The homeowner plaintiffs sued for breach of fiduciary duty under two counts -- one derivative claim on behalf of the association and one claim as individual homeowners whose property values were allegedly harmed by the directors' inaction. In response, board members argued that the homeowners lacked standing to sue in both claims -- for the individual claim, because the property value claim did not constitute a separate and distinct harm to the individual homeowners. For the derivative claim, the board members argued that only the board itself may bring a derivative action against third parties. The trial court agreed and dismissed both claims; the homeowners appealed.

In its analysis, the appeals court pointed out that shareholders have an undisputed right to sue their own boards of directors; the question was whether they may file a derivative claim against third parties (in this case, the former directors). The court concluded that they could, pointing out that the right to file a derivative suit puts homeowners into the association's shoes. This means that they are acting on behalf of the association, the opinion said, not usurping its undisputed right to sue third parties. The relevant section of the Illinois Condominium Property Act does not prevent derivative claims by homeowners, the court wrote, so it saw no reason to deviate from caselaw on derivative actions.

However, the individual claims by the homeowners, that their properties' values had declined because of the board's inaction, still failed, the court decided. It found that damage to property values can be separate and distinct even if it's the same kind of damage -- ownership is separate, and thus harm to ownership is separate. More persuasive to the court was the defendants' argument that the damage to the units' value was not direct damage, but an indirect result of damage done to the entire building by the embezzlement. Again relying on caselaw on derivative actions, the court pointed out that shareholders may not sue as individuals when the harm they allege is indirect and shared by all shareholders.

Finally, the court ruled that alleging violations of the Condo Act and the association's bylaws was sufficient to allege breach of fiduciary duty. It also dismissed the defendants' contention that allowing the suit would impermissibly interfere with directors' business judgment, because directors must exercise due care, and whether they did so is a question of fact that should be tried. Thus, the appeals court affirmed the dismissal of the individual claims but reversed the dismissal of the derivative claim and sent it back to the trial court.
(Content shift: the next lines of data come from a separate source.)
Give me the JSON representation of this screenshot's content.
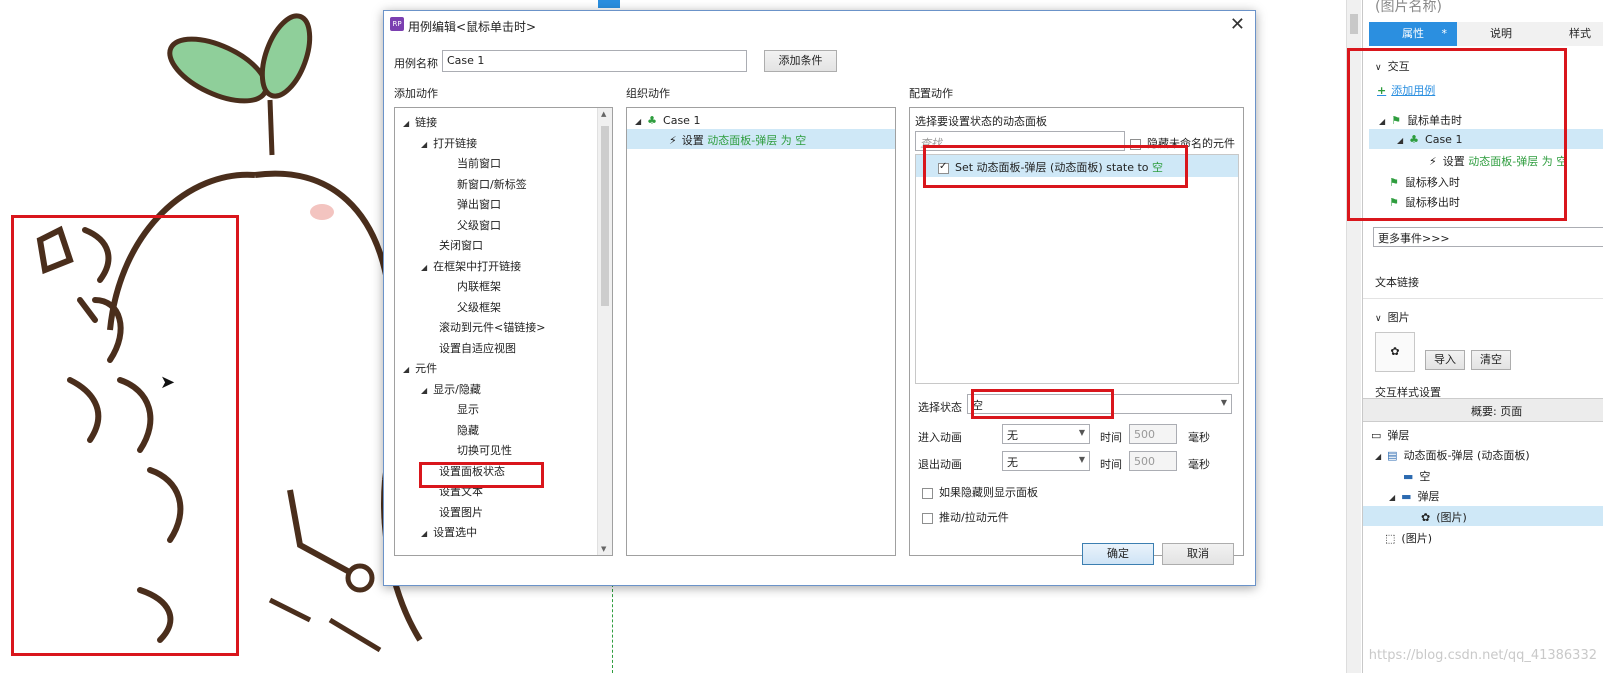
{
  "dialog": {
    "title": "用例编辑<鼠标单击时>",
    "case_name_label": "用例名称",
    "case_name_value": "Case 1",
    "add_condition_button": "添加条件",
    "add_action_header": "添加动作",
    "organize_header": "组织动作",
    "config_header": "配置动作",
    "ok_button": "确定",
    "cancel_button": "取消"
  },
  "add_actions_tree": [
    {
      "label": "链接",
      "level": 0,
      "expanded": true
    },
    {
      "label": "打开链接",
      "level": 1,
      "expanded": true
    },
    {
      "label": "当前窗口",
      "level": 2
    },
    {
      "label": "新窗口/新标签",
      "level": 2
    },
    {
      "label": "弹出窗口",
      "level": 2
    },
    {
      "label": "父级窗口",
      "level": 2
    },
    {
      "label": "关闭窗口",
      "level": 1
    },
    {
      "label": "在框架中打开链接",
      "level": 1,
      "expanded": true
    },
    {
      "label": "内联框架",
      "level": 2
    },
    {
      "label": "父级框架",
      "level": 2
    },
    {
      "label": "滚动到元件<锚链接>",
      "level": 1
    },
    {
      "label": "设置自适应视图",
      "level": 1
    },
    {
      "label": "元件",
      "level": 0,
      "expanded": true
    },
    {
      "label": "显示/隐藏",
      "level": 1,
      "expanded": true
    },
    {
      "label": "显示",
      "level": 2
    },
    {
      "label": "隐藏",
      "level": 2
    },
    {
      "label": "切换可见性",
      "level": 2
    },
    {
      "label": "设置面板状态",
      "level": 1,
      "highlight": true
    },
    {
      "label": "设置文本",
      "level": 1
    },
    {
      "label": "设置图片",
      "level": 1
    },
    {
      "label": "设置选中",
      "level": 1,
      "expanded": true
    }
  ],
  "organize": {
    "case_label": "Case 1",
    "action_prefix": "设置",
    "action_target": "动态面板-弹层 为 空"
  },
  "config": {
    "choose_panel_label": "选择要设置状态的动态面板",
    "search_placeholder": "查找",
    "hide_unnamed_label": "隐藏未命名的元件",
    "panel_row_prefix": "Set 动态面板-弹层 (动态面板) state to ",
    "panel_row_state": "空",
    "select_state_label": "选择状态",
    "select_state_value": "空",
    "enter_anim_label": "进入动画",
    "enter_anim_value": "无",
    "exit_anim_label": "退出动画",
    "exit_anim_value": "无",
    "time_label": "时间",
    "time_value": "500",
    "ms_label": "毫秒",
    "show_if_hidden_label": "如果隐藏则显示面板",
    "push_pull_label": "推动/拉动元件"
  },
  "right_panel": {
    "top_title": "(图片名称)",
    "tabs": [
      "属性",
      "说明",
      "样式"
    ],
    "interaction_header": "交互",
    "add_case_link": "添加用例",
    "events": [
      {
        "label": "鼠标单击时",
        "level": 0
      },
      {
        "label": "Case 1",
        "level": 1
      },
      {
        "label": "设置",
        "target": "动态面板-弹层 为 空",
        "level": 2
      },
      {
        "label": "鼠标移入时",
        "level": 0
      },
      {
        "label": "鼠标移出时",
        "level": 0
      }
    ],
    "more_events": "更多事件>>>",
    "text_link_label": "文本链接",
    "image_header": "图片",
    "import_button": "导入",
    "clear_button": "清空",
    "interaction_style_label": "交互样式设置",
    "outline_header": "概要: 页面",
    "outline_items": [
      {
        "label": "弹层",
        "level": 0
      },
      {
        "label": "动态面板-弹层 (动态面板)",
        "level": 0
      },
      {
        "label": "空",
        "level": 1
      },
      {
        "label": "弹层",
        "level": 1
      },
      {
        "label": "(图片)",
        "level": 2
      },
      {
        "label": "(图片)",
        "level": 0
      }
    ]
  },
  "watermark": "https://blog.csdn.net/qq_41386332",
  "colors": {
    "accent": "#2b8fe0",
    "highlight_red": "#d9161c",
    "green_text": "#2e9d3e"
  }
}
With offices in Chicago and Oakbrook Terrace, Illinois, DiTommaso-Lubin represents shareholders, homeowners and others who need help asserting their rights after a board refuses to do so. Our Chicago and Naperville area real-estate trial attorneys handle many different types of real-estate litigation. We handle both individual consumer protection lawsuits and consumer class actions on behalf of clients throughout Illinois, as well as in partnership with firms in other states. If you would like to learn more, please contact us to set up a consultation.